Progress: Innovation and transferability
Projects must demonstrate innovative approaches to sustainable development, pushing the envelope of practice and exploring new disciplinary frontiers. Innovative concepts regarding design, integration of materials and methods, structure, enclosure and mechanical systems, to be adapted to the needs of the future consumers.
Advancements in the disciplines of architecture, urban and landscape design, civil, urban and environmental engineering, and other fields involved in the production of the built environment. Long-term monitoring methods to evaluate whether expectations and goals have been met.
People: Ethical standards and social inclusion
Nowadays the consumer is demanding a growing awareness on preservation and environmental balance. Therefore, projects must promote social inclusion at all stages of construction, from planning and building to use and servicing. It will ensure an enduring positive impact on communities. Proposals must demonstrate how they enhance the collective realm.
Planet: Resource and environmental performance
Projects must exhibit a sensible use and management of natural resources throughout their entire life cycle. Long-term environmental concerns, especially pertaining to stocks and flows of material and energy, should be an integral part of the ecological architecture.
For instance, placing emphasis on the use of renewable energy in construction, use and upkeep of the built fabric to reduce CO2 emissions and avoid toxicity.
Prosperity: Economic viability and compatibility
Projects must be economically feasible and able to secure financing. Projects should cover operating costs over their lifetime and generate an acceptable rate of return. This way good production will be compatible with the requirements set by the cycle of life of the building.
Public administrations sign up to sustainability. The aim is to integrate the project into the wider economic framework of local, regional, and global monetary flows; to demonstrate flexibility to adapt to future changes of user needs, ownership, laws, regulations, and economic fluctuations.
Place: Contextual and aesthetic impact
Projects must convey a high standard of architectural quality as a prevalent form of cultural expression. With space, form and aesthetic impact of utmost significance, the material manifestation of the design must make a positive and lasting contribution to the physical, human and cultural environment.
Current use and benefits of sustainable construction
Europe has already settled sustainable construction as the practice to be its building future. It is run by two premises: energy efficiency and circular economy. The idea is basic and efficient: having sustainable building, reducing environmental impact and using rather more intelligently natural resources.

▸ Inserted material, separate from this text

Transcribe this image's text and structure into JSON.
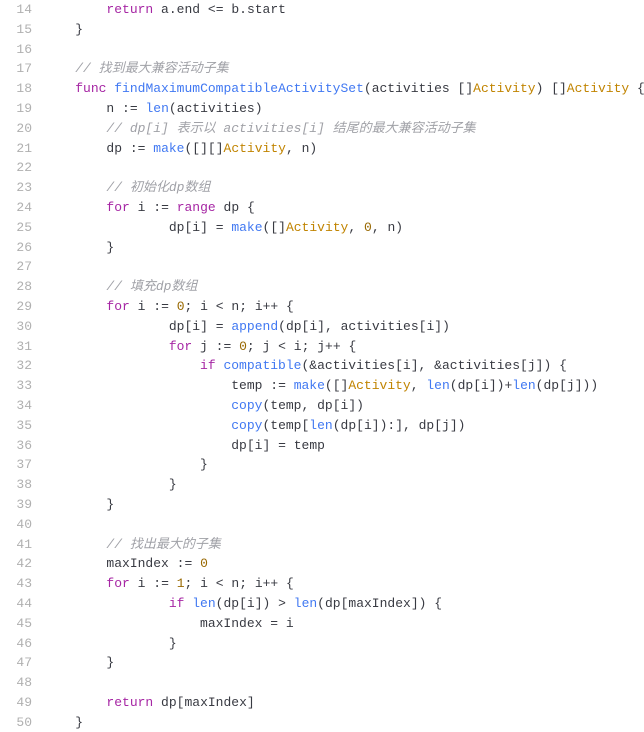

Recent European guidelines set a clear path towards promoting sustainable behaviours. Europe 2020 strategies seek for intelligent and sustainable growth heading towards recycling, reusing basic materials such as paper, plastics, wood and ferrous metals. Member states are willing to invest on these practices.
Building sector is responsible for a third of the total waste generated by the European Union, but implementing sustainable projects will start recovering up to a 50% of this damage.
By all means, renewable energy will be a key factor contributing to reducing excessive electricity consumption in the buildings. Furthermore, solar energy will be compulsory for those structures expected to create hot sanitary water.
It means that taking into account solar installations, it will absorb sunlight through its sensors to heat fluids and to transfer its energy to a heat exchanger. The best idea is that it can both be implemented in big constructions as well as in ecological houses.
At least in Europe, this kind of sustainability processes are to be assessed by the Energy Performance Certificate. Basically it is a rating, estimated based on the daily energy consumption during the standard hours. Finally, the indicator states the CO2 kilograms emitted divided by the premise’s square meters. There are different profiles, those who have the smallest consumption would be give category “A”, being “G” the worst category (the one consuming the most).
Sustainable architecture applied to building sector will help our environment achieve the desired welfare and will also guarantee relevant progress in the future.